====== Given entries

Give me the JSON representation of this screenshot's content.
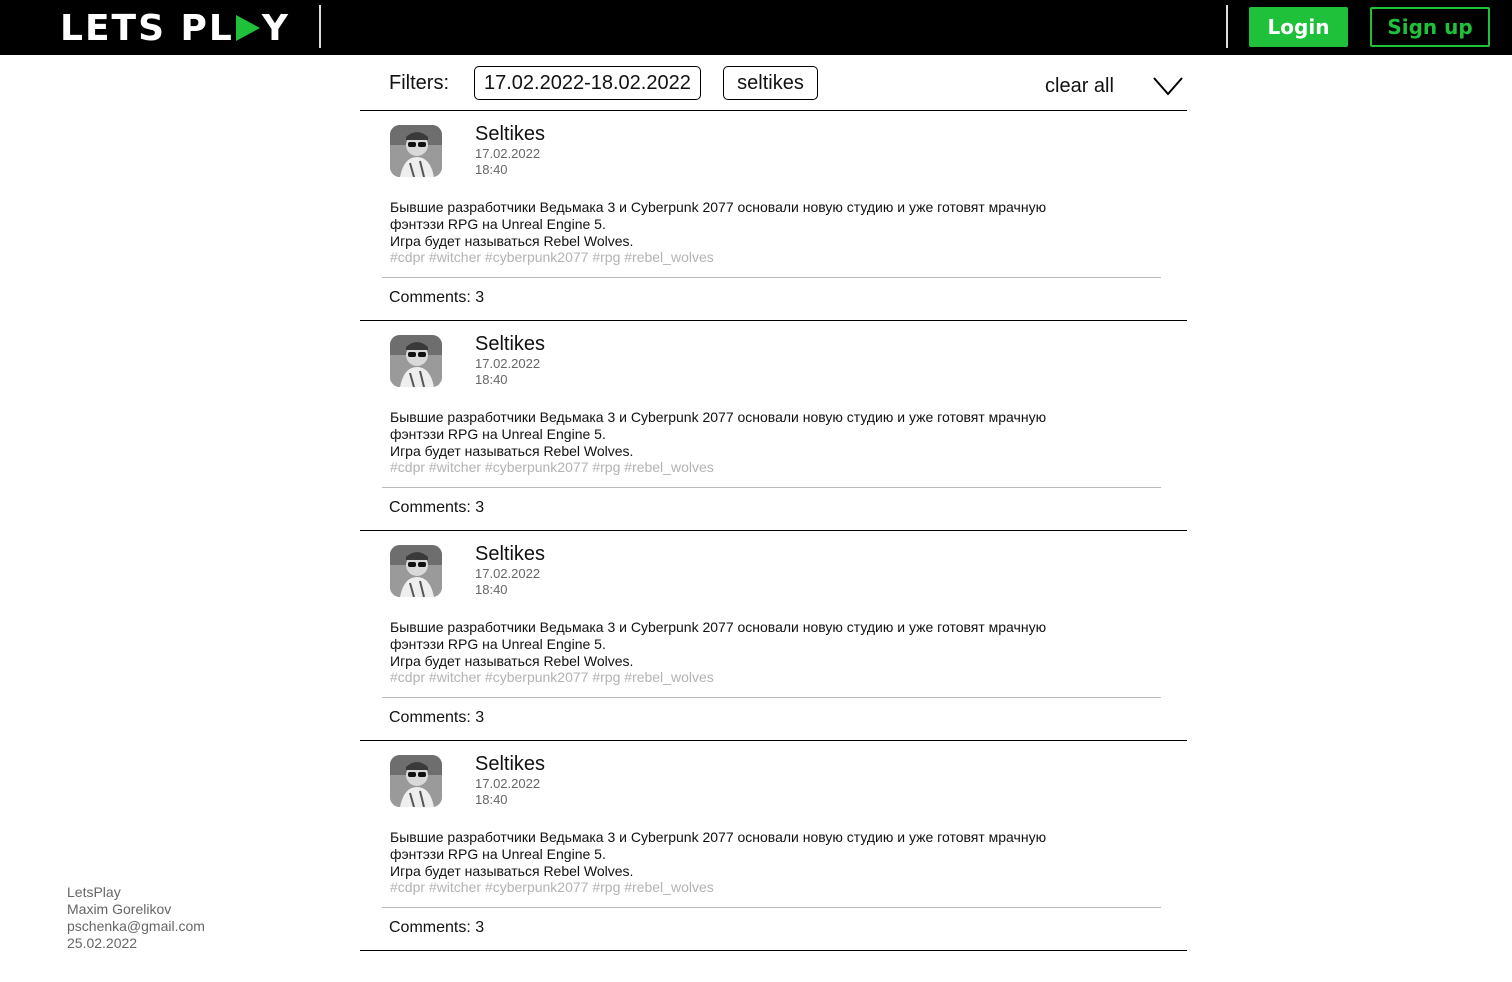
{
  "header": {
    "logo_prefix": "LETS PL",
    "logo_suffix": "Y",
    "login_label": "Login",
    "signup_label": "Sign up",
    "accent_color": "#1fc13a"
  },
  "filters": {
    "label": "Filters:",
    "date_range": "17.02.2022-18.02.2022",
    "user": "seltikes",
    "clear_all_label": "clear all",
    "expand_icon": "chevron-down-icon"
  },
  "posts": [
    {
      "author": "Seltikes",
      "date": "17.02.2022",
      "time": "18:40",
      "body_line1": "Бывшие разработчики Ведьмака 3 и  Cyberpunk 2077 основали новую студию и уже готовят мрачную",
      "body_line2": "фэнтэзи RPG на Unreal Engine 5.",
      "body_line3": "Игра будет называться Rebel Wolves.",
      "tags": "#cdpr #witcher #cyberpunk2077 #rpg #rebel_wolves",
      "comments": "Comments: 3"
    },
    {
      "author": "Seltikes",
      "date": "17.02.2022",
      "time": "18:40",
      "body_line1": "Бывшие разработчики Ведьмака 3 и  Cyberpunk 2077 основали новую студию и уже готовят мрачную",
      "body_line2": "фэнтэзи RPG на Unreal Engine 5.",
      "body_line3": "Игра будет называться Rebel Wolves.",
      "tags": "#cdpr #witcher #cyberpunk2077 #rpg #rebel_wolves",
      "comments": "Comments: 3"
    },
    {
      "author": "Seltikes",
      "date": "17.02.2022",
      "time": "18:40",
      "body_line1": "Бывшие разработчики Ведьмака 3 и  Cyberpunk 2077 основали новую студию и уже готовят мрачную",
      "body_line2": "фэнтэзи RPG на Unreal Engine 5.",
      "body_line3": "Игра будет называться Rebel Wolves.",
      "tags": "#cdpr #witcher #cyberpunk2077 #rpg #rebel_wolves",
      "comments": "Comments: 3"
    },
    {
      "author": "Seltikes",
      "date": "17.02.2022",
      "time": "18:40",
      "body_line1": "Бывшие разработчики Ведьмака 3 и  Cyberpunk 2077 основали новую студию и уже готовят мрачную",
      "body_line2": "фэнтэзи RPG на Unreal Engine 5.",
      "body_line3": "Игра будет называться Rebel Wolves.",
      "tags": "#cdpr #witcher #cyberpunk2077 #rpg #rebel_wolves",
      "comments": "Comments: 3"
    }
  ],
  "footer": {
    "site": "LetsPlay",
    "author": "Maxim Gorelikov",
    "email": "pschenka@gmail.com",
    "date": "25.02.2022"
  }
}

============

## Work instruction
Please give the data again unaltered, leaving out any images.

## Your response
Give me the JSON representation of this screenshot's content.
{
  "header": {
    "logo_prefix": "LETS PL",
    "logo_suffix": "Y",
    "login_label": "Login",
    "signup_label": "Sign up",
    "accent_color": "#1fc13a"
  },
  "filters": {
    "label": "Filters:",
    "date_range": "17.02.2022-18.02.2022",
    "user": "seltikes",
    "clear_all_label": "clear all",
    "expand_icon": "chevron-down-icon"
  },
  "posts": [
    {
      "author": "Seltikes",
      "date": "17.02.2022",
      "time": "18:40",
      "body_line1": "Бывшие разработчики Ведьмака 3 и  Cyberpunk 2077 основали новую студию и уже готовят мрачную",
      "body_line2": "фэнтэзи RPG на Unreal Engine 5.",
      "body_line3": "Игра будет называться Rebel Wolves.",
      "tags": "#cdpr #witcher #cyberpunk2077 #rpg #rebel_wolves",
      "comments": "Comments: 3"
    },
    {
      "author": "Seltikes",
      "date": "17.02.2022",
      "time": "18:40",
      "body_line1": "Бывшие разработчики Ведьмака 3 и  Cyberpunk 2077 основали новую студию и уже готовят мрачную",
      "body_line2": "фэнтэзи RPG на Unreal Engine 5.",
      "body_line3": "Игра будет называться Rebel Wolves.",
      "tags": "#cdpr #witcher #cyberpunk2077 #rpg #rebel_wolves",
      "comments": "Comments: 3"
    },
    {
      "author": "Seltikes",
      "date": "17.02.2022",
      "time": "18:40",
      "body_line1": "Бывшие разработчики Ведьмака 3 и  Cyberpunk 2077 основали новую студию и уже готовят мрачную",
      "body_line2": "фэнтэзи RPG на Unreal Engine 5.",
      "body_line3": "Игра будет называться Rebel Wolves.",
      "tags": "#cdpr #witcher #cyberpunk2077 #rpg #rebel_wolves",
      "comments": "Comments: 3"
    },
    {
      "author": "Seltikes",
      "date": "17.02.2022",
      "time": "18:40",
      "body_line1": "Бывшие разработчики Ведьмака 3 и  Cyberpunk 2077 основали новую студию и уже готовят мрачную",
      "body_line2": "фэнтэзи RPG на Unreal Engine 5.",
      "body_line3": "Игра будет называться Rebel Wolves.",
      "tags": "#cdpr #witcher #cyberpunk2077 #rpg #rebel_wolves",
      "comments": "Comments: 3"
    }
  ],
  "footer": {
    "site": "LetsPlay",
    "author": "Maxim Gorelikov",
    "email": "pschenka@gmail.com",
    "date": "25.02.2022"
  }
}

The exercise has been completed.